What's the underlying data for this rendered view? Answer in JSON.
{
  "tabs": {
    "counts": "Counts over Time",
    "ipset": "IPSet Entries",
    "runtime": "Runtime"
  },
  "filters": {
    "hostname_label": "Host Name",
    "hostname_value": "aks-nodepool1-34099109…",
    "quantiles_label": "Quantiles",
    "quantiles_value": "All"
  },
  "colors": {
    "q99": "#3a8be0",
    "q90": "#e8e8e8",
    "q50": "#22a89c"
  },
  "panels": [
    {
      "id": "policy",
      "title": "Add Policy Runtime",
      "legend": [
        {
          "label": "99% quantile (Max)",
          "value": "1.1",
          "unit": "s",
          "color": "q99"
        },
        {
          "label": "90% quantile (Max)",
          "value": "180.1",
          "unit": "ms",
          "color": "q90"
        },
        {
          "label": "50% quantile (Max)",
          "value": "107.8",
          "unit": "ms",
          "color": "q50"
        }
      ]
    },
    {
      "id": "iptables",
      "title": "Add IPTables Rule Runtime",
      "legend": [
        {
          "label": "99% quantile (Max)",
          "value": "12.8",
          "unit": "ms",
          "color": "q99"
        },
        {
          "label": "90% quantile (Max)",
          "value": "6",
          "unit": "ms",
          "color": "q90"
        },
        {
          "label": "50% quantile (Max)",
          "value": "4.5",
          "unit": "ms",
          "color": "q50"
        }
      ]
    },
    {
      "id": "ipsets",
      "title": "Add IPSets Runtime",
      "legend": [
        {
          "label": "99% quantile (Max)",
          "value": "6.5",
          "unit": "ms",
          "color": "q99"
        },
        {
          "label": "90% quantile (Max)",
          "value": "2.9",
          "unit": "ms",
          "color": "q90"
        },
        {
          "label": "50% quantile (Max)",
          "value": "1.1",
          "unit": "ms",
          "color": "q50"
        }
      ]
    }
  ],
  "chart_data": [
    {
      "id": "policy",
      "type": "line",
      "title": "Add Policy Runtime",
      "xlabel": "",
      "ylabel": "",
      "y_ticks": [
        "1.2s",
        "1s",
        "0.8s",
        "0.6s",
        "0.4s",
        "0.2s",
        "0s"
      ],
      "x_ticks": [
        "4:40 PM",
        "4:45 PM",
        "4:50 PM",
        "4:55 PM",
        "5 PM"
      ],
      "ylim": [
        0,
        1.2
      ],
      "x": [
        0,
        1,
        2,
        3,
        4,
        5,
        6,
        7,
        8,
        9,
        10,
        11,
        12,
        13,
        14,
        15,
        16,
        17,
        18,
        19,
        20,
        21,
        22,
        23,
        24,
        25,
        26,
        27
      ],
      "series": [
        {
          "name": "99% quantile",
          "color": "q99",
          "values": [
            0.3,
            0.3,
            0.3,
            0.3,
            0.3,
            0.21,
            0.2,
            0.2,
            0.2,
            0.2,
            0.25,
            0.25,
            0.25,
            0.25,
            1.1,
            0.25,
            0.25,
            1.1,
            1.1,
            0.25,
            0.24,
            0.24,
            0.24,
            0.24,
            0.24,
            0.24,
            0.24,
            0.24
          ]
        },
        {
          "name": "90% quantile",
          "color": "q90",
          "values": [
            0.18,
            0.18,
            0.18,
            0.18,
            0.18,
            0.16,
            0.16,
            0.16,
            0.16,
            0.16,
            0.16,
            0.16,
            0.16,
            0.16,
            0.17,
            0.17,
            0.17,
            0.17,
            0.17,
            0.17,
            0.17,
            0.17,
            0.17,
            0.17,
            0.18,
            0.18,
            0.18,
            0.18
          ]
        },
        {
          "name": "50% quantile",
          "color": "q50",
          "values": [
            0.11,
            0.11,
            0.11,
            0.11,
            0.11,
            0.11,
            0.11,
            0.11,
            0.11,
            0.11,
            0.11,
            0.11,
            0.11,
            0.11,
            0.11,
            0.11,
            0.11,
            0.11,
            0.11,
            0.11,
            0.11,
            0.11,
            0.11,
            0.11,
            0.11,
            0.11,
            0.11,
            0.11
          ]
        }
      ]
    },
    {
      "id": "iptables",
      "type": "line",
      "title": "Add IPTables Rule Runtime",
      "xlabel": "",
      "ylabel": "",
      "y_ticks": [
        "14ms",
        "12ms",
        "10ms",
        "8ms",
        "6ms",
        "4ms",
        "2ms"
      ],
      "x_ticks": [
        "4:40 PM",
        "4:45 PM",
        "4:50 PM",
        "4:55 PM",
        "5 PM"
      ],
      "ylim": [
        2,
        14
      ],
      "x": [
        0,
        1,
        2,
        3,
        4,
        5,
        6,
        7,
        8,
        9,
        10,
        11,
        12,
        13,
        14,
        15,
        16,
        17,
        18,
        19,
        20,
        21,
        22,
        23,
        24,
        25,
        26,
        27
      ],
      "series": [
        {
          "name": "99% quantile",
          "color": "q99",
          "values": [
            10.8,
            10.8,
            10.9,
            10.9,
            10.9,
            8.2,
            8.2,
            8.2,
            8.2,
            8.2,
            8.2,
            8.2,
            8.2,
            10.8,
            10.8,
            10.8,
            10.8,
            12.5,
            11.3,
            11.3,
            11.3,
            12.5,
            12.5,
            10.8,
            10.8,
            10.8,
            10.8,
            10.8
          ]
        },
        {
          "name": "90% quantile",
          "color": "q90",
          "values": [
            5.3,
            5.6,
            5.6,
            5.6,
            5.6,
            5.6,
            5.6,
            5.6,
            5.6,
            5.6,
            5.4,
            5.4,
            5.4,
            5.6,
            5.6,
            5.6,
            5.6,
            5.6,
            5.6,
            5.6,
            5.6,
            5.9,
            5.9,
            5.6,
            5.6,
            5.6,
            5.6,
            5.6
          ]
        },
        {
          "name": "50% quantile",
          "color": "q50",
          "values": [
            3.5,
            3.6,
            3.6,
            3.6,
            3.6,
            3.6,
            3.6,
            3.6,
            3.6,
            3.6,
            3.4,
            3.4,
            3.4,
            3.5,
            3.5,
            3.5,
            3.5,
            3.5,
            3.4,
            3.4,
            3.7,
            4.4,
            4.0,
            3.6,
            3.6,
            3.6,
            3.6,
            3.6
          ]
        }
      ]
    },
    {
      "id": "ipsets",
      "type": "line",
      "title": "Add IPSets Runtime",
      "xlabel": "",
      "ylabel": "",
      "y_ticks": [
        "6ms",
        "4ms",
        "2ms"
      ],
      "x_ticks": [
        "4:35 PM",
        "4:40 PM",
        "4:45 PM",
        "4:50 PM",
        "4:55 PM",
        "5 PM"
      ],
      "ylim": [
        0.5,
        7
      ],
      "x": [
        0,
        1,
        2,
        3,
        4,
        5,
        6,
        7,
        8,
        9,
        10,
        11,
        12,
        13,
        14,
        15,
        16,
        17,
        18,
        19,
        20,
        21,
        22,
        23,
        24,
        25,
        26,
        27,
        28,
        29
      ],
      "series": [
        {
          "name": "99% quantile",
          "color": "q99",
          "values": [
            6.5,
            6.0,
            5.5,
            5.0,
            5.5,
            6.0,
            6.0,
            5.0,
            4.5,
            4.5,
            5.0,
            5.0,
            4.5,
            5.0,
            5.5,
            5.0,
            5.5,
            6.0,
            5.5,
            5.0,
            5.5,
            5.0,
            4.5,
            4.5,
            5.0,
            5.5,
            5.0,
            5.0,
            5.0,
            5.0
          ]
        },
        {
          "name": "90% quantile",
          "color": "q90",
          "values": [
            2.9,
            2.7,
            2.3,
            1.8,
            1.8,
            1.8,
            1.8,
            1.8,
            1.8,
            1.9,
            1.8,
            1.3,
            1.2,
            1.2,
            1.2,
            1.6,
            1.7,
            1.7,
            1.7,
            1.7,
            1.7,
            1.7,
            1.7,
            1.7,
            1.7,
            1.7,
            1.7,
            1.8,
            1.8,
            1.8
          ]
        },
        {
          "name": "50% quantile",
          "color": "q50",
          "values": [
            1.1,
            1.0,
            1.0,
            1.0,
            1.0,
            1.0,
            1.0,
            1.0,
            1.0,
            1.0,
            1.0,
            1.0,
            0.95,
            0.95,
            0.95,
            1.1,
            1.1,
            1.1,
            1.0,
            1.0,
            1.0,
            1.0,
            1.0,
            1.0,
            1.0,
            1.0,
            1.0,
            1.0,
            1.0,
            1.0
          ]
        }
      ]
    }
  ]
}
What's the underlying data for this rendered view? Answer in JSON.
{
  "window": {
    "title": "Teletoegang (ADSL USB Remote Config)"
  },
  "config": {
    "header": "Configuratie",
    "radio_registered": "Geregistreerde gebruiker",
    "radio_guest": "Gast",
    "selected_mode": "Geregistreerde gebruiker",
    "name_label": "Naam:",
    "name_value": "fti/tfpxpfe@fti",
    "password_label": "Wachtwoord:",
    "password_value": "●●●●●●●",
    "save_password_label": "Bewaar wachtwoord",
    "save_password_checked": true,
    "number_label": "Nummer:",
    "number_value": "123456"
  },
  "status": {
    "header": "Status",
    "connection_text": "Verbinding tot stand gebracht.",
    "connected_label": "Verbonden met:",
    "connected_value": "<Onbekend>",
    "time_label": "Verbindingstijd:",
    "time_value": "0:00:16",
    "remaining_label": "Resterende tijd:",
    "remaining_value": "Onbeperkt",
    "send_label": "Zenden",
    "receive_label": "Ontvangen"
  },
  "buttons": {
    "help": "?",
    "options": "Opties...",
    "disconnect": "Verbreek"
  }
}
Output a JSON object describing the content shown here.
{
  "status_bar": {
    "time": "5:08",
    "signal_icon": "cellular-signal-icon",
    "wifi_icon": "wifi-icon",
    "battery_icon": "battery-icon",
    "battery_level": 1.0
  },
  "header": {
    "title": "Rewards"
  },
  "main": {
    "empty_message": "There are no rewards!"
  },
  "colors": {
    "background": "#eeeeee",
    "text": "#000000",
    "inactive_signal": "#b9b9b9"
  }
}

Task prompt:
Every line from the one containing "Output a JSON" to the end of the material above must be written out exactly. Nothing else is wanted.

Exercise response:
Output a JSON object describing the content shown here.
{
  "status_bar": {
    "time": "5:08",
    "signal_icon": "cellular-signal-icon",
    "wifi_icon": "wifi-icon",
    "battery_icon": "battery-icon",
    "battery_level": 1.0
  },
  "header": {
    "title": "Rewards"
  },
  "main": {
    "empty_message": "There are no rewards!"
  },
  "colors": {
    "background": "#eeeeee",
    "text": "#000000",
    "inactive_signal": "#b9b9b9"
  }
}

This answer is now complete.